Lionfish Hunting

by Natalie Novak Perez  (March 2013)

Natalie took the pictures at 55 feet on Motorcycle Reef in Akumal.
Lionfish are a problem—they are bad for the reef and it is heartbreaking to see them sitting on the reef I dive every day, just swallowing up fish. Some local divers have organized lionfish hunting dives that Ivan and I proud to be a part of. The goal of these dives is to have a group of experienced locals dive together to safely take as many lionfish as we can off our local reefs in and around Akumal.

This is no easy task, as it combines all the challenges of diving with the danger of carrying and using a spear, hunting and underwater transport of venomous fish.

While hunting lionfish your brain says, "Must find lionfish! Is there one here? What about here?" When what you should be doing is... 1) Remember to breathe. 2) Check your air. 3 Maintain a reasonably close distance to your buddy. 4) Check your depth and time to be sure to avoid no decompression limits. 5) Be sure to use your buoyancy to stay off the coral. 6) Avoid being stung by lionfish (it really hurts). And the last priority on a diver's list should be: KILL LIONFISH! So, yes, I would say this activity involves some multitasking!

Lionfish are an invasive species from the Indo-Pacific Ocean. We think they were introduced to the Atlantic Ocean by accident, possibly from fish tanks in a hurricane. But now they are here in the Caribbean and they seem to eat everything that will fit in their mouths. Since they did not evolve in the Caribbean, here they have no natural predators. They fan out and corner anything that fits in their mouths, or hide by looking like a plant, then just swallow their prey. They are not just great hunters but also are poisonous. Most of their feathery fins contain long, clear spines they use to inject neurotoxin into their attacker. They use this for self-defense, but they are not aggressive.

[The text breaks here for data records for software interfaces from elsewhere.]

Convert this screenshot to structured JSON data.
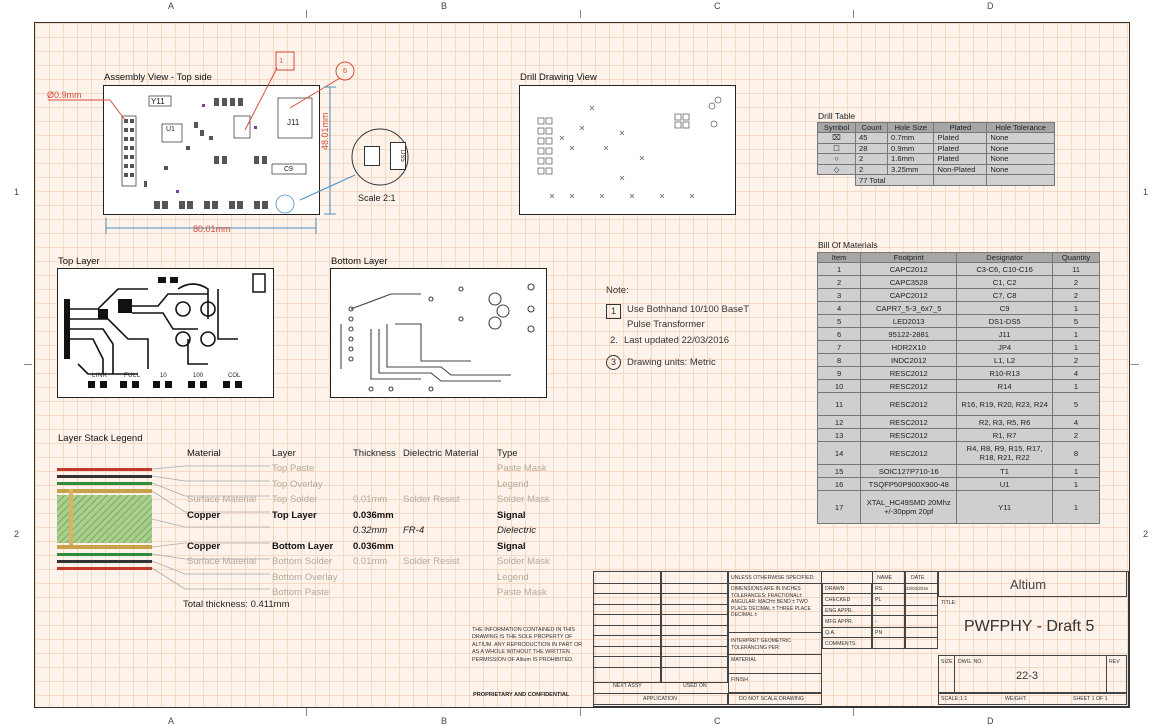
{
  "zones": {
    "letters": [
      "A",
      "B",
      "C",
      "D"
    ],
    "numbers": [
      "1",
      "2"
    ]
  },
  "views": {
    "assembly_title": "Assembly View - Top side",
    "drill_drawing_title": "Drill Drawing View",
    "top_layer_title": "Top Layer",
    "bottom_layer_title": "Bottom Layer",
    "layer_stack_title": "Layer Stack Legend"
  },
  "assembly": {
    "hole_dim": "Ø0.9mm",
    "height_dim": "48.01mm",
    "width_dim": "80.01mm",
    "scale": "Scale 2:1",
    "callout_1": "1",
    "callout_6": "6",
    "labels": {
      "y11": "Y11",
      "u1": "U1",
      "j11": "J11",
      "c9": "C9"
    },
    "detail_label": "DS5"
  },
  "top_layer_labels": [
    "LINK",
    "FULL",
    "10",
    "100",
    "COL"
  ],
  "note": {
    "title": "Note:",
    "items": [
      {
        "marker": "1",
        "text_line1": "Use Bothhand 10/100 BaseT",
        "text_line2": "Pulse Transformer"
      },
      {
        "marker": "2.",
        "text_line1": "Last updated 22/03/2016"
      },
      {
        "marker": "3",
        "text_line1": "Drawing units: Metric"
      }
    ]
  },
  "drill_table": {
    "title": "Drill Table",
    "headers": [
      "Symbol",
      "Count",
      "Hole Size",
      "Plated",
      "Hole Tolerance"
    ],
    "rows": [
      [
        "⌧",
        "45",
        "0.7mm",
        "Plated",
        "None"
      ],
      [
        "☐",
        "28",
        "0.9mm",
        "Plated",
        "None"
      ],
      [
        "○",
        "2",
        "1.6mm",
        "Plated",
        "None"
      ],
      [
        "◇",
        "2",
        "3.25mm",
        "Non-Plated",
        "None"
      ]
    ],
    "total": "77 Total"
  },
  "bom": {
    "title": "Bill Of Materials",
    "headers": [
      "Item",
      "Footprint",
      "Designator",
      "Quantity"
    ],
    "rows": [
      [
        "1",
        "CAPC2012",
        "C3-C6, C10-C16",
        "11"
      ],
      [
        "2",
        "CAPC3528",
        "C1, C2",
        "2"
      ],
      [
        "3",
        "CAPC2012",
        "C7, C8",
        "2"
      ],
      [
        "4",
        "CAPR7_5-3_6x7_5",
        "C9",
        "1"
      ],
      [
        "5",
        "LED2013",
        "DS1-DS5",
        "5"
      ],
      [
        "6",
        "95122-2881",
        "J11",
        "1"
      ],
      [
        "7",
        "HDR2X10",
        "JP4",
        "1"
      ],
      [
        "8",
        "INDC2012",
        "L1, L2",
        "2"
      ],
      [
        "9",
        "RESC2012",
        "R10-R13",
        "4"
      ],
      [
        "10",
        "RESC2012",
        "R14",
        "1"
      ],
      [
        "11",
        "RESC2012",
        "R16, R19, R20, R23, R24",
        "5"
      ],
      [
        "12",
        "RESC2012",
        "R2, R3, R5, R6",
        "4"
      ],
      [
        "13",
        "RESC2012",
        "R1, R7",
        "2"
      ],
      [
        "14",
        "RESC2012",
        "R4, R8, R9, R15, R17, R18, R21, R22",
        "8"
      ],
      [
        "15",
        "SOIC127P710-16",
        "T1",
        "1"
      ],
      [
        "16",
        "TSQFP50P900X900-48",
        "U1",
        "1"
      ],
      [
        "17",
        "XTAL_HC49SMD 20Mhz +/-30ppm 20pf",
        "Y11",
        "1"
      ]
    ]
  },
  "layer_stack": {
    "headers": {
      "material": "Material",
      "layer": "Layer",
      "thickness": "Thickness",
      "dielectric": "Dielectric Material",
      "type": "Type"
    },
    "rows": [
      {
        "material": "",
        "layer": "Top Paste",
        "thickness": "",
        "dielectric": "",
        "type": "Paste Mask",
        "style": "grey"
      },
      {
        "material": "",
        "layer": "Top Overlay",
        "thickness": "",
        "dielectric": "",
        "type": "Legend",
        "style": "grey"
      },
      {
        "material": "Surface Material",
        "layer": "Top Solder",
        "thickness": "0.01mm",
        "dielectric": "Solder Resist",
        "type": "Solder Mask",
        "style": "grey"
      },
      {
        "material": "Copper",
        "layer": "Top Layer",
        "thickness": "0.036mm",
        "dielectric": "",
        "type": "Signal",
        "style": "bold"
      },
      {
        "material": "",
        "layer": "",
        "thickness": "0.32mm",
        "dielectric": "FR-4",
        "type": "Dielectric",
        "style": "ital"
      },
      {
        "material": "Copper",
        "layer": "Bottom Layer",
        "thickness": "0.036mm",
        "dielectric": "",
        "type": "Signal",
        "style": "bold"
      },
      {
        "material": "Surface Material",
        "layer": "Bottom Solder",
        "thickness": "0.01mm",
        "dielectric": "Solder Resist",
        "type": "Solder Mask",
        "style": "grey"
      },
      {
        "material": "",
        "layer": "Bottom Overlay",
        "thickness": "",
        "dielectric": "",
        "type": "Legend",
        "style": "grey"
      },
      {
        "material": "",
        "layer": "Bottom Paste",
        "thickness": "",
        "dielectric": "",
        "type": "Paste Mask",
        "style": "grey"
      }
    ],
    "total": "Total thickness: 0.411mm"
  },
  "title_block": {
    "disclaimer": "THE INFORMATION CONTAINED IN THIS DRAWING IS THE SOLE PROPERTY OF ALTIUM. ANY REPRODUCTION IN PART OR AS A WHOLE WITHOUT THE WRITTEN PERMISSION OF Altium IS PROHIBITED.",
    "proprietary": "PROPRIETARY AND CONFIDENTIAL",
    "next_assy": "NEXT ASSY",
    "used_on": "USED ON",
    "application": "APPLICATION",
    "do_not_scale": "DO NOT SCALE DRAWING",
    "unless": "UNLESS OTHERWISE SPECIFIED:",
    "dimensions": "DIMENSIONS ARE IN INCHES TOLERANCES: FRACTIONAL± ANGULAR: MACH± BEND ± TWO PLACE DECIMAL ± THREE PLACE DECIMAL ±",
    "interpret": "INTERPRET GEOMETRIC TOLERANCING PER:",
    "material": "MATERIAL",
    "finish": "FINISH",
    "name_h": "NAME",
    "date_h": "DATE",
    "drawn": "DRAWN",
    "drawn_name": "RS",
    "drawn_date": "22/03/2016",
    "checked": "CHECKED",
    "checked_name": "PL",
    "eng_appr": "ENG APPR.",
    "mfg_appr": "MFG APPR.",
    "mfg_name": "-",
    "qa": "Q.A.",
    "qa_name": "PN",
    "comments": "COMMENTS:",
    "company": "Altium",
    "title_label": "TITLE:",
    "title": "PWFPHY - Draft 5",
    "size_label": "SIZE",
    "dwg_no_label": "DWG. NO.",
    "dwg_no": "22-3",
    "rev_label": "REV",
    "scale_label": "SCALE:",
    "scale": "1:1",
    "weight_label": "WEIGHT:",
    "sheet": "SHEET 1 OF 1"
  }
}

Do not  approach lionfish. When I approach a lionfish it will spread out, as if to say, I do not need to swim away because I am venomous! When I continue to approach them with my spear, they will move out of my way just before the spear would touch them. Often my approach frightens them and they move quickly under a coral head. A lot of the time I find them near holes and caves. They also seem to like to hang out at underwater cleaning stations. Only instead of being cleaned, they eat the fish that would try and clean them.

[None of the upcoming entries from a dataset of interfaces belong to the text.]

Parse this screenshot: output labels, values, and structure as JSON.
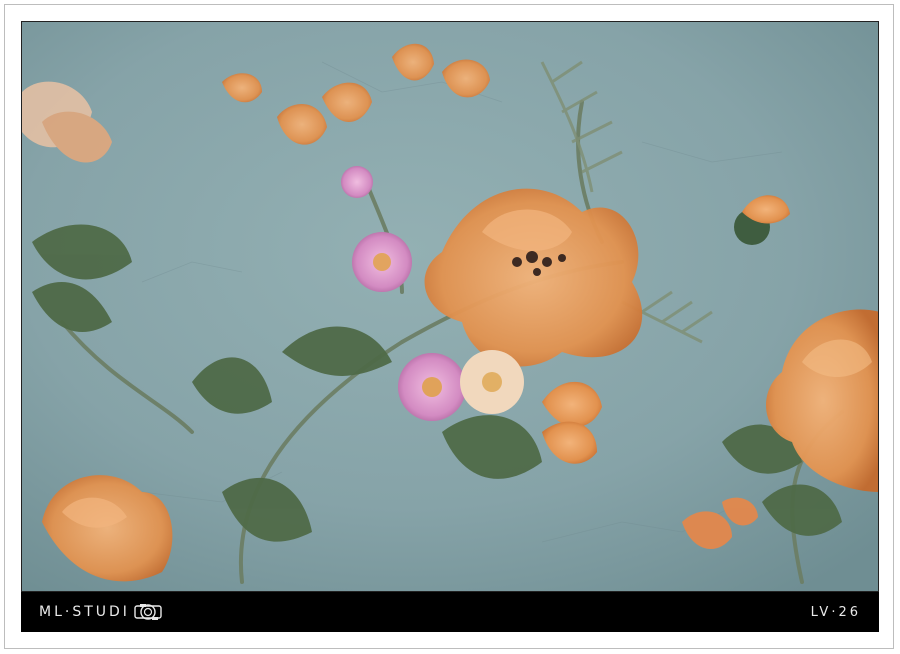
{
  "footer": {
    "brand_text": "ML·STUDI",
    "brand_logo_icon": "camera-lens-icon",
    "code": "LV·26"
  },
  "artwork": {
    "subject": "floral-wallpaper",
    "colors": {
      "background": "#8aa7ab",
      "orange": "#e59a57",
      "pink": "#d58fc0",
      "leaf": "#4f6a48"
    }
  }
}
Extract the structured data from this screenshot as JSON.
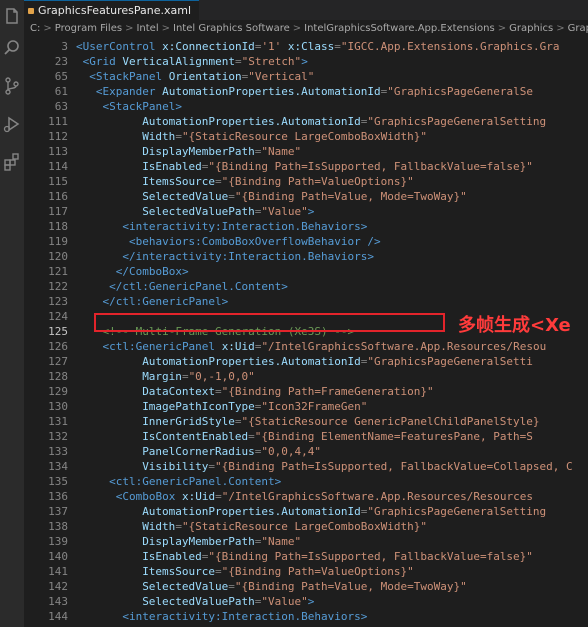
{
  "tab": {
    "title": "GraphicsFeaturesPane.xaml"
  },
  "breadcrumb": [
    "C:",
    "Program Files",
    "Intel",
    "Intel Graphics Software",
    "IntelGraphicsSoftware.App.Extensions",
    "Graphics",
    "GraphicsFeat"
  ],
  "annotation": "多帧生成<Xe",
  "lines": [
    {
      "n": "3",
      "i": 0,
      "tokens": [
        [
          "t",
          "<UserControl "
        ],
        [
          "a",
          "x:ConnectionId"
        ],
        [
          "p",
          "="
        ],
        [
          "s",
          "'1'"
        ],
        [
          "a",
          " x:Class"
        ],
        [
          "p",
          "="
        ],
        [
          "s",
          "\"IGCC.App.Extensions.Graphics.Gra"
        ]
      ]
    },
    {
      "n": "23",
      "i": 1,
      "tokens": [
        [
          "t",
          "<Grid "
        ],
        [
          "a",
          "VerticalAlignment"
        ],
        [
          "p",
          "="
        ],
        [
          "s",
          "\"Stretch\""
        ],
        [
          "t",
          ">"
        ]
      ]
    },
    {
      "n": "65",
      "i": 2,
      "tokens": [
        [
          "t",
          "<StackPanel "
        ],
        [
          "a",
          "Orientation"
        ],
        [
          "p",
          "="
        ],
        [
          "s",
          "\"Vertical\""
        ]
      ]
    },
    {
      "n": "61",
      "i": 3,
      "tokens": [
        [
          "t",
          "<Expander "
        ],
        [
          "a",
          "AutomationProperties.AutomationId"
        ],
        [
          "p",
          "="
        ],
        [
          "s",
          "\"GraphicsPageGeneralSe"
        ]
      ]
    },
    {
      "n": "63",
      "i": 4,
      "tokens": [
        [
          "t",
          "<StackPanel>"
        ]
      ]
    },
    {
      "n": "111",
      "i": 10,
      "tokens": [
        [
          "a",
          "AutomationProperties.AutomationId"
        ],
        [
          "p",
          "="
        ],
        [
          "s",
          "\"GraphicsPageGeneralSetting"
        ]
      ]
    },
    {
      "n": "112",
      "i": 10,
      "tokens": [
        [
          "a",
          "Width"
        ],
        [
          "p",
          "="
        ],
        [
          "s",
          "\"{StaticResource LargeComboBoxWidth}\""
        ]
      ]
    },
    {
      "n": "113",
      "i": 10,
      "tokens": [
        [
          "a",
          "DisplayMemberPath"
        ],
        [
          "p",
          "="
        ],
        [
          "s",
          "\"Name\""
        ]
      ]
    },
    {
      "n": "114",
      "i": 10,
      "tokens": [
        [
          "a",
          "IsEnabled"
        ],
        [
          "p",
          "="
        ],
        [
          "s",
          "\"{Binding Path=IsSupported, FallbackValue=false}\""
        ]
      ]
    },
    {
      "n": "115",
      "i": 10,
      "tokens": [
        [
          "a",
          "ItemsSource"
        ],
        [
          "p",
          "="
        ],
        [
          "s",
          "\"{Binding Path=ValueOptions}\""
        ]
      ]
    },
    {
      "n": "116",
      "i": 10,
      "tokens": [
        [
          "a",
          "SelectedValue"
        ],
        [
          "p",
          "="
        ],
        [
          "s",
          "\"{Binding Path=Value, Mode=TwoWay}\""
        ]
      ]
    },
    {
      "n": "117",
      "i": 10,
      "tokens": [
        [
          "a",
          "SelectedValuePath"
        ],
        [
          "p",
          "="
        ],
        [
          "s",
          "\"Value\""
        ],
        [
          "t",
          ">"
        ]
      ]
    },
    {
      "n": "118",
      "i": 7,
      "tokens": [
        [
          "t",
          "<interactivity:Interaction.Behaviors>"
        ]
      ]
    },
    {
      "n": "119",
      "i": 8,
      "tokens": [
        [
          "t",
          "<behaviors:ComboBoxOverflowBehavior />"
        ]
      ]
    },
    {
      "n": "120",
      "i": 7,
      "tokens": [
        [
          "t",
          "</interactivity:Interaction.Behaviors>"
        ]
      ]
    },
    {
      "n": "121",
      "i": 6,
      "tokens": [
        [
          "t",
          "</ComboBox>"
        ]
      ]
    },
    {
      "n": "122",
      "i": 5,
      "tokens": [
        [
          "t",
          "</ctl:GenericPanel.Content>"
        ]
      ]
    },
    {
      "n": "123",
      "i": 4,
      "tokens": [
        [
          "t",
          "</ctl:GenericPanel>"
        ]
      ]
    },
    {
      "n": "124",
      "i": 0,
      "tokens": []
    },
    {
      "n": "125",
      "i": 4,
      "cur": true,
      "tokens": [
        [
          "c",
          "<!-- Multi-Frame Generation (Xe3S) -->"
        ]
      ]
    },
    {
      "n": "126",
      "i": 4,
      "tokens": [
        [
          "t",
          "<ctl:GenericPanel "
        ],
        [
          "a",
          "x:Uid"
        ],
        [
          "p",
          "="
        ],
        [
          "s",
          "\"/IntelGraphicsSoftware.App.Resources/Resou"
        ]
      ]
    },
    {
      "n": "127",
      "i": 10,
      "tokens": [
        [
          "a",
          "AutomationProperties.AutomationId"
        ],
        [
          "p",
          "="
        ],
        [
          "s",
          "\"GraphicsPageGeneralSetti"
        ]
      ]
    },
    {
      "n": "128",
      "i": 10,
      "tokens": [
        [
          "a",
          "Margin"
        ],
        [
          "p",
          "="
        ],
        [
          "s",
          "\"0,-1,0,0\""
        ]
      ]
    },
    {
      "n": "129",
      "i": 10,
      "tokens": [
        [
          "a",
          "DataContext"
        ],
        [
          "p",
          "="
        ],
        [
          "s",
          "\"{Binding Path=FrameGeneration}\""
        ]
      ]
    },
    {
      "n": "130",
      "i": 10,
      "tokens": [
        [
          "a",
          "ImagePathIconType"
        ],
        [
          "p",
          "="
        ],
        [
          "s",
          "\"Icon32FrameGen\""
        ]
      ]
    },
    {
      "n": "131",
      "i": 10,
      "tokens": [
        [
          "a",
          "InnerGridStyle"
        ],
        [
          "p",
          "="
        ],
        [
          "s",
          "\"{StaticResource GenericPanelChildPanelStyle}"
        ]
      ]
    },
    {
      "n": "132",
      "i": 10,
      "tokens": [
        [
          "a",
          "IsContentEnabled"
        ],
        [
          "p",
          "="
        ],
        [
          "s",
          "\"{Binding ElementName=FeaturesPane, Path=S"
        ]
      ]
    },
    {
      "n": "133",
      "i": 10,
      "tokens": [
        [
          "a",
          "PanelCornerRadius"
        ],
        [
          "p",
          "="
        ],
        [
          "s",
          "\"0,0,4,4\""
        ]
      ]
    },
    {
      "n": "134",
      "i": 10,
      "tokens": [
        [
          "a",
          "Visibility"
        ],
        [
          "p",
          "="
        ],
        [
          "s",
          "\"{Binding Path=IsSupported, FallbackValue=Collapsed, C"
        ]
      ]
    },
    {
      "n": "135",
      "i": 5,
      "tokens": [
        [
          "t",
          "<ctl:GenericPanel.Content>"
        ]
      ]
    },
    {
      "n": "136",
      "i": 6,
      "tokens": [
        [
          "t",
          "<ComboBox "
        ],
        [
          "a",
          "x:Uid"
        ],
        [
          "p",
          "="
        ],
        [
          "s",
          "\"/IntelGraphicsSoftware.App.Resources/Resources"
        ]
      ]
    },
    {
      "n": "137",
      "i": 10,
      "tokens": [
        [
          "a",
          "AutomationProperties.AutomationId"
        ],
        [
          "p",
          "="
        ],
        [
          "s",
          "\"GraphicsPageGeneralSetting"
        ]
      ]
    },
    {
      "n": "138",
      "i": 10,
      "tokens": [
        [
          "a",
          "Width"
        ],
        [
          "p",
          "="
        ],
        [
          "s",
          "\"{StaticResource LargeComboBoxWidth}\""
        ]
      ]
    },
    {
      "n": "139",
      "i": 10,
      "tokens": [
        [
          "a",
          "DisplayMemberPath"
        ],
        [
          "p",
          "="
        ],
        [
          "s",
          "\"Name\""
        ]
      ]
    },
    {
      "n": "140",
      "i": 10,
      "tokens": [
        [
          "a",
          "IsEnabled"
        ],
        [
          "p",
          "="
        ],
        [
          "s",
          "\"{Binding Path=IsSupported, FallbackValue=false}\""
        ]
      ]
    },
    {
      "n": "141",
      "i": 10,
      "tokens": [
        [
          "a",
          "ItemsSource"
        ],
        [
          "p",
          "="
        ],
        [
          "s",
          "\"{Binding Path=ValueOptions}\""
        ]
      ]
    },
    {
      "n": "142",
      "i": 10,
      "tokens": [
        [
          "a",
          "SelectedValue"
        ],
        [
          "p",
          "="
        ],
        [
          "s",
          "\"{Binding Path=Value, Mode=TwoWay}\""
        ]
      ]
    },
    {
      "n": "143",
      "i": 10,
      "tokens": [
        [
          "a",
          "SelectedValuePath"
        ],
        [
          "p",
          "="
        ],
        [
          "s",
          "\"Value\""
        ],
        [
          "t",
          ">"
        ]
      ]
    },
    {
      "n": "144",
      "i": 7,
      "tokens": [
        [
          "t",
          "<interactivity:Interaction.Behaviors>"
        ]
      ]
    },
    {
      "n": "145",
      "i": 8,
      "tokens": [
        [
          "t",
          "<behaviors:ComboBoxOverflowBehavior />"
        ]
      ]
    }
  ]
}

The best solution we have found to the problem of lionfish is to hunt and eat them. So please, next time you eat seafood, ask for lionfish. You may be eating one I caught!
Dive with Natalie & Ivan